WILKES-BARRE – Luzerne County detectives filed theft charges against LAG Towing owner Leo Glodzik of Duryea on Friday, saying that he was caught taking cash from a vehicle he towed during an undercover sting back in January.
Glodzik didn’t answer any questions as he left an arraignment hearing, without having to post bail for the two theft charges.
“Jurors in Luzerne County are fair and impartial,” said defense attorney Joseph Sklarosky Sr. “I`m sure after they hear about the evidence in this case, they`re going to conclude that these are indeed bogus charges and they’re going to acquit Leo.”
According to the criminal complaint, Glodzik was the focus of an ongoing investigation with the FBI and state police.
Beginning in December 2012, an undercover officer posing the head of a regional drug task force started meeting with Glodzik at LAG Towing on Carey Avenue in Wilkes-Barre.
The court papers say in January 2013, the undercover officer instructed Glodzik to tow a Cadillac that he said was involved in a drug bust.
After the officer told Glodzik to return any cash discovered inside seized vehicles to police for evidence, court documents say Glodzik “indicated with a combination of verbal and hand gestures that anytime a vehicle is towed at the request of (that undercover cop) he could leave any money found inside the vehicle and the two could square up or share the money later.”
The criminal complaint says Glodzik took $2,100 from the ashtray of the Cadillac he towed and later split the cash with the undercover officer who was wearing a wire and recording their conversation.
Wilkes-Barre Mayor Tom Leighton said he immediately suspended the city’s contract with LAG Towing, but he would not say what terms of the contract Glodzik violated.
“I am disgusted and disappointed by actions of one of our city contractors,” said Leighton. “No Wilkes-Barre city police officer, city employee or administrative official has been implicated in the alleged actions of Mr. Glodzik.”

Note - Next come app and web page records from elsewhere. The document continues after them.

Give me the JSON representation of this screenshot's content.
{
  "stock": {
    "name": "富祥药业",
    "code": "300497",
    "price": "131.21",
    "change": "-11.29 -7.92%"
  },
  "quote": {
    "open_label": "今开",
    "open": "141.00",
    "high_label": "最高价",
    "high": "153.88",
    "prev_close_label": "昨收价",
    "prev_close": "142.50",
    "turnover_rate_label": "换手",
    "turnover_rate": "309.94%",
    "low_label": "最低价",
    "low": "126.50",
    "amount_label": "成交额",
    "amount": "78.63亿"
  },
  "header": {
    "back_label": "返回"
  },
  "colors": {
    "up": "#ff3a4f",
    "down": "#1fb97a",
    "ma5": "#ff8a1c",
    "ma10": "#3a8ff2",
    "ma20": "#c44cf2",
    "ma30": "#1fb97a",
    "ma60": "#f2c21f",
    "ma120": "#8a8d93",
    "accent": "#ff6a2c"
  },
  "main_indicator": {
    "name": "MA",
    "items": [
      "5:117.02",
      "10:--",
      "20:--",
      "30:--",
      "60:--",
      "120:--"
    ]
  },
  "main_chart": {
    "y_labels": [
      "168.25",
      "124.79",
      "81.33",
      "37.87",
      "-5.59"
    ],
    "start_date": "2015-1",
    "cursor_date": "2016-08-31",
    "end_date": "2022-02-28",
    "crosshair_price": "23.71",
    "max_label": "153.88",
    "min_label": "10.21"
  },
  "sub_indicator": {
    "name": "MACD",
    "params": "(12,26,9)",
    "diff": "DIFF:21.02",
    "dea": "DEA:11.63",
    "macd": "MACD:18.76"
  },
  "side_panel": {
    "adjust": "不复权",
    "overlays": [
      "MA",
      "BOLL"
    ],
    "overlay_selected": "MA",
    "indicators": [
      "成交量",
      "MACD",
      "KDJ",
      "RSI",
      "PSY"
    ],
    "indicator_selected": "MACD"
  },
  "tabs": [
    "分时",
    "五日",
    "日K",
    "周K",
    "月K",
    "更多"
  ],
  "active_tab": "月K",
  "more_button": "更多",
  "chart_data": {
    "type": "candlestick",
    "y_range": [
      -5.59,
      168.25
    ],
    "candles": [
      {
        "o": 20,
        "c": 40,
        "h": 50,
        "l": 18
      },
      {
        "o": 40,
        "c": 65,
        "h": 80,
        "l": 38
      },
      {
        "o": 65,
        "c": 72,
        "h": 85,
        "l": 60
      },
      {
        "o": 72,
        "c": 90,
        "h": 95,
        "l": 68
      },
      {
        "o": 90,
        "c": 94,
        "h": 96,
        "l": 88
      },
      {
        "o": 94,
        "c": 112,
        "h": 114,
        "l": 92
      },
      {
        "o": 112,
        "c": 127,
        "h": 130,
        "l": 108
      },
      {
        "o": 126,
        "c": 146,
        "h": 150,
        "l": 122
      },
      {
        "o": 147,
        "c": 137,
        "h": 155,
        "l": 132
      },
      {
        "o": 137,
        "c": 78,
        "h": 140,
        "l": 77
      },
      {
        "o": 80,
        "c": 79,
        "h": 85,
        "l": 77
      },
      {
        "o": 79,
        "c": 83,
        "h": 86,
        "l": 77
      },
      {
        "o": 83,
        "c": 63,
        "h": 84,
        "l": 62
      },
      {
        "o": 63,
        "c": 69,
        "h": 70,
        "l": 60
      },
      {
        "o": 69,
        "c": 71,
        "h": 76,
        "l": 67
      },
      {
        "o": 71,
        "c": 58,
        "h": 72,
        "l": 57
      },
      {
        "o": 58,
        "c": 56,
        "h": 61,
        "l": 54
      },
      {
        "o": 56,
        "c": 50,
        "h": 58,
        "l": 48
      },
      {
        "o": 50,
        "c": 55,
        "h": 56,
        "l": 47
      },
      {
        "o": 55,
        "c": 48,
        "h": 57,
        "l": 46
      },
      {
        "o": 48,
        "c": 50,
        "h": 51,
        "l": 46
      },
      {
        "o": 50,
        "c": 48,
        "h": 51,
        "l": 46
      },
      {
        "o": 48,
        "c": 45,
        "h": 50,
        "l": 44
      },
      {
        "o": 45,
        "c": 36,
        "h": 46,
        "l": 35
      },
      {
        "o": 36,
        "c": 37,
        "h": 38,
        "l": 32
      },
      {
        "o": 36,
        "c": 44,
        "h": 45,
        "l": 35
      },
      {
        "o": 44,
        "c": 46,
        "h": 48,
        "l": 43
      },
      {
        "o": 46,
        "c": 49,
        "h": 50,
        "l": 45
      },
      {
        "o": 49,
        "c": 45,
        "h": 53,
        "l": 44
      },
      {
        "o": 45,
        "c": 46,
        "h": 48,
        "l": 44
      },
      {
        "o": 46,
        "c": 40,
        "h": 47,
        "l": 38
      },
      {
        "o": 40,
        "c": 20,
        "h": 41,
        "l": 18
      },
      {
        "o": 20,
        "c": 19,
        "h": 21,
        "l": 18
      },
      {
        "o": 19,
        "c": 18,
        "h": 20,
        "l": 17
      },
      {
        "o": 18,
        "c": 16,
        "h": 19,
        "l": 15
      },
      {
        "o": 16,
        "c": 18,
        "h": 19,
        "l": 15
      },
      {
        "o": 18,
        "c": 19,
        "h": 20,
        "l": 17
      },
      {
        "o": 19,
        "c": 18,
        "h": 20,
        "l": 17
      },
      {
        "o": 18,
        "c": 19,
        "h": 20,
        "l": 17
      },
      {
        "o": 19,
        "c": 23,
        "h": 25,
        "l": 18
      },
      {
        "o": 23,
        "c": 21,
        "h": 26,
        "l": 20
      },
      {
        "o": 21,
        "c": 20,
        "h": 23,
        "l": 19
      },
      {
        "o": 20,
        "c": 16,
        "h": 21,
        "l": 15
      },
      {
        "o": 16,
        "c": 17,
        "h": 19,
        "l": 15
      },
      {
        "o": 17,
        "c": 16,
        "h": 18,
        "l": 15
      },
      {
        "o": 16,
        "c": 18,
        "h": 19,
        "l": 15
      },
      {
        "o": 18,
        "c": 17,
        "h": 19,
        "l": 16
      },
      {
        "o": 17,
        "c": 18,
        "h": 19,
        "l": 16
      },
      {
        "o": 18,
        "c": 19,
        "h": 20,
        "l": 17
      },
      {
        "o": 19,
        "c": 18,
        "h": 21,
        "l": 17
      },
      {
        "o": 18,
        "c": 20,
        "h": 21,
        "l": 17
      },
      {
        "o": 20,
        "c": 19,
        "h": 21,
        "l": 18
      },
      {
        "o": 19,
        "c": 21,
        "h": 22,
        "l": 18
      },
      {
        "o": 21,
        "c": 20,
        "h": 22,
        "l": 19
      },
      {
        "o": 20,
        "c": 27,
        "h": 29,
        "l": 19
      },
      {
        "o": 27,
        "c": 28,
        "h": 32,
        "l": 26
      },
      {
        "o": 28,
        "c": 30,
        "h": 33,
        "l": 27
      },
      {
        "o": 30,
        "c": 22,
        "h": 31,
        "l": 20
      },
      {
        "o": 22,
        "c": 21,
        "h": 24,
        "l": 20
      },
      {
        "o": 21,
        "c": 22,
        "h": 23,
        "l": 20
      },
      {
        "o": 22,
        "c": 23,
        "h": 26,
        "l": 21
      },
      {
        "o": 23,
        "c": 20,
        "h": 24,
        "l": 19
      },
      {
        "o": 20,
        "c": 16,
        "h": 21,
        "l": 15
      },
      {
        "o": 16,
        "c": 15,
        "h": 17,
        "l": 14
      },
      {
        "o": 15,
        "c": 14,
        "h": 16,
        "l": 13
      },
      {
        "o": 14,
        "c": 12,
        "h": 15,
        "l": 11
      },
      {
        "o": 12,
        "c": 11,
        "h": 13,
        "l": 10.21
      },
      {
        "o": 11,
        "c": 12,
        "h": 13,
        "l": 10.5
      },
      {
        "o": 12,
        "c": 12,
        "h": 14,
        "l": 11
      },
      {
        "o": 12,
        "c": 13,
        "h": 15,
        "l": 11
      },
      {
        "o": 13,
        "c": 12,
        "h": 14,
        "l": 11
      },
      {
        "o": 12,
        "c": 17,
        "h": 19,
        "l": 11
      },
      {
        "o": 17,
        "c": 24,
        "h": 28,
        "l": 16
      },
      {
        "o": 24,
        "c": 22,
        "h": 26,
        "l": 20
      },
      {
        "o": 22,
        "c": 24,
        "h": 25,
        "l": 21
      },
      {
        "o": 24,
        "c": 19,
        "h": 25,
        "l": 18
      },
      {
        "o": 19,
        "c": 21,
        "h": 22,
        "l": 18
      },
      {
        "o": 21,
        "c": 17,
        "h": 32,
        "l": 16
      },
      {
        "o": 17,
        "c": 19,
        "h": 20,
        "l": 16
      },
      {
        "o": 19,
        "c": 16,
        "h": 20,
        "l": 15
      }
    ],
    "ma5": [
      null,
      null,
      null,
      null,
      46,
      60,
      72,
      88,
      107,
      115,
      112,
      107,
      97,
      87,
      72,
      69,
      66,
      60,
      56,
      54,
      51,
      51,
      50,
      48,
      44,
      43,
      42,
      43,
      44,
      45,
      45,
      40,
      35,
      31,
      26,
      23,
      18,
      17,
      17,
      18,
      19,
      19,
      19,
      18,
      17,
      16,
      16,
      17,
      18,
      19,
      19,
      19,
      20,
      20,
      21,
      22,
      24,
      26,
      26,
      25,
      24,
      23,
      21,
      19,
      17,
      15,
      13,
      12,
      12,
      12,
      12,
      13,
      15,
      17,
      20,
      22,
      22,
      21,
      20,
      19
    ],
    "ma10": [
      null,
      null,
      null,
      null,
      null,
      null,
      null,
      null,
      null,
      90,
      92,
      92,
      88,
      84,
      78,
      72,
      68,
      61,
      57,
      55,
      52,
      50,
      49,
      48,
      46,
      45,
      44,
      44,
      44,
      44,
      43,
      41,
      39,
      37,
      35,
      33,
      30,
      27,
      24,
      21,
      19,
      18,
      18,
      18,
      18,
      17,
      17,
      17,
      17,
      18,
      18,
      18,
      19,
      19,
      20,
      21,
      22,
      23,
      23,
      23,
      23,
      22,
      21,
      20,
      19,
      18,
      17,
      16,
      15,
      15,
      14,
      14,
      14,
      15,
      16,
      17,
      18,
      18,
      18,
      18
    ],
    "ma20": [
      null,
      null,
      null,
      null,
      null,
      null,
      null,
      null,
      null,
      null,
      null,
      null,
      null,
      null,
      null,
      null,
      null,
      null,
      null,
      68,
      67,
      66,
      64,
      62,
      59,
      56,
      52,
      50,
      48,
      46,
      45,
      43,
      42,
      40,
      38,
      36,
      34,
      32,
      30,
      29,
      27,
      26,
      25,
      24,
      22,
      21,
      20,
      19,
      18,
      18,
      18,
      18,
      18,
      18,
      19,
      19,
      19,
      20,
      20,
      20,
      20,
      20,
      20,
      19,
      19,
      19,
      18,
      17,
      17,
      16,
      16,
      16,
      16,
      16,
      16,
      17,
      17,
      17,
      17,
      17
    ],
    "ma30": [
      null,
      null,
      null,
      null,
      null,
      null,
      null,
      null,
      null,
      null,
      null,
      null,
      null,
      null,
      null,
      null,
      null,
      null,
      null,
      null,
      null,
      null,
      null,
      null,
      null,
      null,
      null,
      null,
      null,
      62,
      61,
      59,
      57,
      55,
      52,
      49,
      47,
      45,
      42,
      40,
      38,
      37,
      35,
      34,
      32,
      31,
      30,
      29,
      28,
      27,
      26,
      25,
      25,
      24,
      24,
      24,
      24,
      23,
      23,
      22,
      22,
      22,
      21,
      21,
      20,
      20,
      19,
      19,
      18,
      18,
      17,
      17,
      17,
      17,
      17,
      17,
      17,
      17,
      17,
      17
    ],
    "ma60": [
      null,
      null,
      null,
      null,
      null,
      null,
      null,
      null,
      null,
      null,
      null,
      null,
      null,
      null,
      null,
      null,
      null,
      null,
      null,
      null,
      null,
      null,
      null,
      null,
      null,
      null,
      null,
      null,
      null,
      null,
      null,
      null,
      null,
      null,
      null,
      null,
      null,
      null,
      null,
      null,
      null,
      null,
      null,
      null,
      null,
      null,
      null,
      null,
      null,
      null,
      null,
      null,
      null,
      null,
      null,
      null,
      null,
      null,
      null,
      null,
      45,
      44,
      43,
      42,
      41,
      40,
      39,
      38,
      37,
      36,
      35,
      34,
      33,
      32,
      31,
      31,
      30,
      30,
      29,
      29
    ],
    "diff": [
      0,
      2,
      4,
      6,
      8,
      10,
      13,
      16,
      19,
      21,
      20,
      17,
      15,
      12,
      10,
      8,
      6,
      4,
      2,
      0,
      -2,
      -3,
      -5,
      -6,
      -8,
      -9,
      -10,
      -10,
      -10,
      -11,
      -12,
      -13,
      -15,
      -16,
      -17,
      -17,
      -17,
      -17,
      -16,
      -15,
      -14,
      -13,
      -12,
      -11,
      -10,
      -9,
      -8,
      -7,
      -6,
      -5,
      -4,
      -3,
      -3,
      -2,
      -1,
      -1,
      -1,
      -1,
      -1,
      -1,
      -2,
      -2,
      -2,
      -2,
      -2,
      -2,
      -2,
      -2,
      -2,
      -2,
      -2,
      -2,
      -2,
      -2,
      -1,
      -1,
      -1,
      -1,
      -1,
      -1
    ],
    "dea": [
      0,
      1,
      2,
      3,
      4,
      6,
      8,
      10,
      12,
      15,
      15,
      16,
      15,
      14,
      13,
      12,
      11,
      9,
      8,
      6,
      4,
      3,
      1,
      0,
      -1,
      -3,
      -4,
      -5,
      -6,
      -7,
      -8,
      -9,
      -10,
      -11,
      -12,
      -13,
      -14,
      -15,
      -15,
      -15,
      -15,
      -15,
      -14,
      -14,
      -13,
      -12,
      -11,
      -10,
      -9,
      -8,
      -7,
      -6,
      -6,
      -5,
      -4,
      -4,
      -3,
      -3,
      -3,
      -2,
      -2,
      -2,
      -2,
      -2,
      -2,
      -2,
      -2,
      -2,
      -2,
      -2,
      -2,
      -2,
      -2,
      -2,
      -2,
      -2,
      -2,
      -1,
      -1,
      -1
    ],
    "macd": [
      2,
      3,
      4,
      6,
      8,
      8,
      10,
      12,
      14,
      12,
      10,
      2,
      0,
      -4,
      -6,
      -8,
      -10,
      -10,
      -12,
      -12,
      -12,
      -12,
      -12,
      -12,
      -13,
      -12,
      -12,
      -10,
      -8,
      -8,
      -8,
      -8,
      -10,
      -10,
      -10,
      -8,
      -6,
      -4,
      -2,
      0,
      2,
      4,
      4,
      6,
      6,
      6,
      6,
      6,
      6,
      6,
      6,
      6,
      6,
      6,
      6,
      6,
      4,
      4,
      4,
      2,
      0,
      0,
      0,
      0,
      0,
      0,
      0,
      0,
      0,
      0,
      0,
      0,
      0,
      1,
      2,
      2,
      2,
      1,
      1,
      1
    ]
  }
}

Both Leighton and Luzerne County Assistant District Attorney Sam Sanguedolce declined to answer questions about dozens of other complaints filed at city hall, including crime victims who say they were forced to pay hundreds of dollars to have their stolen car released from the LAG impound.